• _Work order_
Scan the listing below. Return every line containing the string "this".

*** Opening Records supplied ***

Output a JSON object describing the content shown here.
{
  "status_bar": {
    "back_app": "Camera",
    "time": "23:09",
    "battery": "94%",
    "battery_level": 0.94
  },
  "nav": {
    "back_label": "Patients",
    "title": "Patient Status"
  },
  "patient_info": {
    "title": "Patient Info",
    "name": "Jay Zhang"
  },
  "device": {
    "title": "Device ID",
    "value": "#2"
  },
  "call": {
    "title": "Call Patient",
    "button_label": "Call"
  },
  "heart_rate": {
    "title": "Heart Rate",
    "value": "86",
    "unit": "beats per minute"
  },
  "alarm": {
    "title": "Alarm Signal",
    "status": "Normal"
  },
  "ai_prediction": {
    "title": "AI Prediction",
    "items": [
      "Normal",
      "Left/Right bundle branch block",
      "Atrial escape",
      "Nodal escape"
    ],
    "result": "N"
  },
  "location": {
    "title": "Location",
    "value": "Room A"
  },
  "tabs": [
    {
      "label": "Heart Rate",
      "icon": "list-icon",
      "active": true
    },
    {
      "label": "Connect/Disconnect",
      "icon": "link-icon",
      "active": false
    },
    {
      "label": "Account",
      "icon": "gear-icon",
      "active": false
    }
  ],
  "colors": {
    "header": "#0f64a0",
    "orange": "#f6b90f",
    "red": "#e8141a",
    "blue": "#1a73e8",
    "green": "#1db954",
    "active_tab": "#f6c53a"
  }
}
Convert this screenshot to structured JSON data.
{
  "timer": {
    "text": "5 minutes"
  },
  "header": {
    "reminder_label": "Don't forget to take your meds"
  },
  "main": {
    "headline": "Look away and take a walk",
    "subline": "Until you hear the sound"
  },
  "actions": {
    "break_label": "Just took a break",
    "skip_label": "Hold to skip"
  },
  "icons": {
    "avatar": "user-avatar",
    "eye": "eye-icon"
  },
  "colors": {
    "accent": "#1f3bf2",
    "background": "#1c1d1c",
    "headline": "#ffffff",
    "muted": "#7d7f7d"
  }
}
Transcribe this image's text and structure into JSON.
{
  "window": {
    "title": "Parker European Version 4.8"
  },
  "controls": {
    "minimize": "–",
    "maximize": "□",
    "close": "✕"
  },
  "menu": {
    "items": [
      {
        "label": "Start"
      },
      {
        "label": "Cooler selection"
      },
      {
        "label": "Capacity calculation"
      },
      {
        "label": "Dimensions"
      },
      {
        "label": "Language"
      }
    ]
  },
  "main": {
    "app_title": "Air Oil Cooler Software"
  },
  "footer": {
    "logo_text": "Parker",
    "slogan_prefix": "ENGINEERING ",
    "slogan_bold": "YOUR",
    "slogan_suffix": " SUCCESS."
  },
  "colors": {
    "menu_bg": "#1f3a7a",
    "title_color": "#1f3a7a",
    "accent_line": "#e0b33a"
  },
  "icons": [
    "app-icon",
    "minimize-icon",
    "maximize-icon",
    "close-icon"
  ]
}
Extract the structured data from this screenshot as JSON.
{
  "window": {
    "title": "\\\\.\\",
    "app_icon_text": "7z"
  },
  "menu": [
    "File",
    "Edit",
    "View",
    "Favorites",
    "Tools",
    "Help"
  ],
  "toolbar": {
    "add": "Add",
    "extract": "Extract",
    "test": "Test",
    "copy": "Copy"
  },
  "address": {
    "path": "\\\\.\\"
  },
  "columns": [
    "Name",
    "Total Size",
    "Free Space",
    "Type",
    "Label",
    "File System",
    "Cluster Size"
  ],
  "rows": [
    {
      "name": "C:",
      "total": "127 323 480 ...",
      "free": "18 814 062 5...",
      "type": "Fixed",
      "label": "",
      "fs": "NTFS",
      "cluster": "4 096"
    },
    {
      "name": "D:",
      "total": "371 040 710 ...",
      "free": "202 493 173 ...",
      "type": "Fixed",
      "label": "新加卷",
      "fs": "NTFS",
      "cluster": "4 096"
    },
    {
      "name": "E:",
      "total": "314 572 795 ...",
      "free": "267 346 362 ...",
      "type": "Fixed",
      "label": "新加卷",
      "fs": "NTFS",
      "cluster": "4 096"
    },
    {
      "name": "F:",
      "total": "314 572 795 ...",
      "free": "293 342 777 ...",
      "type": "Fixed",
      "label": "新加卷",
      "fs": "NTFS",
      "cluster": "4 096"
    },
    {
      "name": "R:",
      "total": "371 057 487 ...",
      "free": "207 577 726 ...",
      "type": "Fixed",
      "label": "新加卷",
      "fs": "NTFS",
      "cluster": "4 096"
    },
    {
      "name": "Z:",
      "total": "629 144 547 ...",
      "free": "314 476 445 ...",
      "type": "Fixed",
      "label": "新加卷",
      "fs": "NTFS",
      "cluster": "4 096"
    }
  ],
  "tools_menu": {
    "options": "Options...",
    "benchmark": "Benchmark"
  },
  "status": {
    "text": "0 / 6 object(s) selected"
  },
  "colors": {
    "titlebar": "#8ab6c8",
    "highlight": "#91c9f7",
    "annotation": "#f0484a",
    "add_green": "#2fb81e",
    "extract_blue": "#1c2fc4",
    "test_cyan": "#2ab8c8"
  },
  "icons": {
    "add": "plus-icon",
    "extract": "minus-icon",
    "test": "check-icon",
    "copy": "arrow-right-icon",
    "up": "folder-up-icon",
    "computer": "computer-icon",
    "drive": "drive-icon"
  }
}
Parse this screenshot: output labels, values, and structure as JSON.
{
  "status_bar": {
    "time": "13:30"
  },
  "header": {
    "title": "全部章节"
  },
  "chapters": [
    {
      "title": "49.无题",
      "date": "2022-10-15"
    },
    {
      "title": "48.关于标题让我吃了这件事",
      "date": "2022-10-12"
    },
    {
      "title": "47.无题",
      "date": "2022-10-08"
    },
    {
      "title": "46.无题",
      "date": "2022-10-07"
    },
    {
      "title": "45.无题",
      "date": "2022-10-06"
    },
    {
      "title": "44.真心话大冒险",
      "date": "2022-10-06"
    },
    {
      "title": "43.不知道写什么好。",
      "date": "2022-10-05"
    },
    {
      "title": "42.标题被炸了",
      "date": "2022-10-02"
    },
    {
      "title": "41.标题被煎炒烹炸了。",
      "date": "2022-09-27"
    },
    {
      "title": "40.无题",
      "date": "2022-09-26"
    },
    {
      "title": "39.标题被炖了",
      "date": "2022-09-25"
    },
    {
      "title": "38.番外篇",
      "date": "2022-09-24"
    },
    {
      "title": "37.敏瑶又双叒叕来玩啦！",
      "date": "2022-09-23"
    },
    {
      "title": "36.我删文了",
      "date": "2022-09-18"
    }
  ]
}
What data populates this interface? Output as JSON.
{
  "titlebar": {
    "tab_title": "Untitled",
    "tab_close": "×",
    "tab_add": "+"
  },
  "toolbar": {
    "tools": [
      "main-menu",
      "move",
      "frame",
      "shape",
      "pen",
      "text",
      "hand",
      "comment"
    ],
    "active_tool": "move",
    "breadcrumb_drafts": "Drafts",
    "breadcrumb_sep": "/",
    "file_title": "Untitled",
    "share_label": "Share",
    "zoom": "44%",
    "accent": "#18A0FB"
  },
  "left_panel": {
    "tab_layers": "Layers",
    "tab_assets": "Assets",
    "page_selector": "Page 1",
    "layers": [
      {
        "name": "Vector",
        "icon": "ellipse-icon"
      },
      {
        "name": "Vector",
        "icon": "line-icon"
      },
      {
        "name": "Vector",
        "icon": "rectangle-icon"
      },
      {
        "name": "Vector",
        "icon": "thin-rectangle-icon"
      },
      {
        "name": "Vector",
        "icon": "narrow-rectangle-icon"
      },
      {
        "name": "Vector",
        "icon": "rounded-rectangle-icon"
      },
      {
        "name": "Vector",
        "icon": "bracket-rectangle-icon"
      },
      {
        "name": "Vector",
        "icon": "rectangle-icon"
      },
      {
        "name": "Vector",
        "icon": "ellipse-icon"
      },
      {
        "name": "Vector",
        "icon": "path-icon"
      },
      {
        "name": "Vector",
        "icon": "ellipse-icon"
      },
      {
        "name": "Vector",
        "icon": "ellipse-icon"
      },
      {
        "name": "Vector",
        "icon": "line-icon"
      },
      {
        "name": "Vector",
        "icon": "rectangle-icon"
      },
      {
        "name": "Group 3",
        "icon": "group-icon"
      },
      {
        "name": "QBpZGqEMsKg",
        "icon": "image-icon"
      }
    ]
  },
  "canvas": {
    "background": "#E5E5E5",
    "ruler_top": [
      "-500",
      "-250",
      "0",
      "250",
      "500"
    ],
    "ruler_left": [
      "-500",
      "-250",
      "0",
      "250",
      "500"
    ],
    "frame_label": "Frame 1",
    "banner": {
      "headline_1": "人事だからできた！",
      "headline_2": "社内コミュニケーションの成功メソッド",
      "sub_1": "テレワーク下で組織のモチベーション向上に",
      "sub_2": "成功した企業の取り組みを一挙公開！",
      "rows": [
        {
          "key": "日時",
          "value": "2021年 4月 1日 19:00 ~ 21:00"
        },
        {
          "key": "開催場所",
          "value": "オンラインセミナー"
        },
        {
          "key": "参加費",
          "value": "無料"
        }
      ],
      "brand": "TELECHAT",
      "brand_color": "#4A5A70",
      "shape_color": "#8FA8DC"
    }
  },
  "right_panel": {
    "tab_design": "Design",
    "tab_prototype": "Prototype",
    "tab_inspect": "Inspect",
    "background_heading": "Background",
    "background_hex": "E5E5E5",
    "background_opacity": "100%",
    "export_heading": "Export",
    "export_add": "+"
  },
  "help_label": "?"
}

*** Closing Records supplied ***

• _Problem solution_
Convert this screenshot to structured JSON data.
Transcribe this image's text and structure into JSON.
Extract the structured data from this screenshot as JSON.
Parse this screenshot: output labels, values, and structure as JSON.
What data populates this interface? Output as JSON.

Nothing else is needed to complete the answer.